Despite paying $5,700 a month in maintenance to live in 850 Park Avenue, the couple says that the gas to their apartment was turned off in October 2010 and was not fixed for nearly a year. Which, if you cook a lot (which Taki and Maione say they do) is not so cool! When they weren't using a hot plate to cook they say their lack of gas left them hanging. They had "to forgo their monthly dinner parties and annual holiday gatherings, they said." Further:

Instead of their annual Christmas Eve bash, for which Maione usually creates a fish dinner with lobster sauce that takes eight hours to prepare, the couple was forced to take guests to restaurants, racking up a whopping $1,700 bill instead of the usual $600, according to court papers.

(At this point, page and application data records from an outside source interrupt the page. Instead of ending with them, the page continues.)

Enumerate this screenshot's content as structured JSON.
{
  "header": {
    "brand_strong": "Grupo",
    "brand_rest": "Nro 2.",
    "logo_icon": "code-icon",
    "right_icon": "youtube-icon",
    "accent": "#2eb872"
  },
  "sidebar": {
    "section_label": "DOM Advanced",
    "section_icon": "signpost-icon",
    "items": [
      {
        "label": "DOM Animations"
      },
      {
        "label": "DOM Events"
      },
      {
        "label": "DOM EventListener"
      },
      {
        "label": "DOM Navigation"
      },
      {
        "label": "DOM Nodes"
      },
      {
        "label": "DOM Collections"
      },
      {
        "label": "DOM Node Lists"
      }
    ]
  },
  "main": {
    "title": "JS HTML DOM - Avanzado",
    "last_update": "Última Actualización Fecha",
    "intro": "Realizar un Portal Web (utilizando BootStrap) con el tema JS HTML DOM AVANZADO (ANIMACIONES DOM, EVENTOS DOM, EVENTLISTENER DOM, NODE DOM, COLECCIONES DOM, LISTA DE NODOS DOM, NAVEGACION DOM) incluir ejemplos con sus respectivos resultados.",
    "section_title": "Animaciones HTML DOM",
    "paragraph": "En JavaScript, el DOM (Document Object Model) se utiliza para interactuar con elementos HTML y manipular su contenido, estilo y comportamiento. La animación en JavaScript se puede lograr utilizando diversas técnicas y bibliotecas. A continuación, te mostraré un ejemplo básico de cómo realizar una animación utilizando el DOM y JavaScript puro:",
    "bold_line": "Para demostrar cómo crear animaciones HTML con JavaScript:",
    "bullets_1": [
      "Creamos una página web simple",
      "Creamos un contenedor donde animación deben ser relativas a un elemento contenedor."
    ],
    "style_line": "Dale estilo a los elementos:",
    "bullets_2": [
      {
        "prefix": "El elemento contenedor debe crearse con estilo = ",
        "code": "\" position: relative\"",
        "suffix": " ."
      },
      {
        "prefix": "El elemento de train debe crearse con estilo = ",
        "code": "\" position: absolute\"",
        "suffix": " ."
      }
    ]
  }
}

Eventually the issue got so bad the couple decided to sell and move out (helped by the fact that the building refused to install an electric stove while the mysterious gas issue was resolved). They sold the apartment in July of last year for $4.4 million and moved to a $12,400-a-month rental on Central Park South. And when you consider rent like that, what they're asking for from their old building really isn't that bad. Not even two month's rent!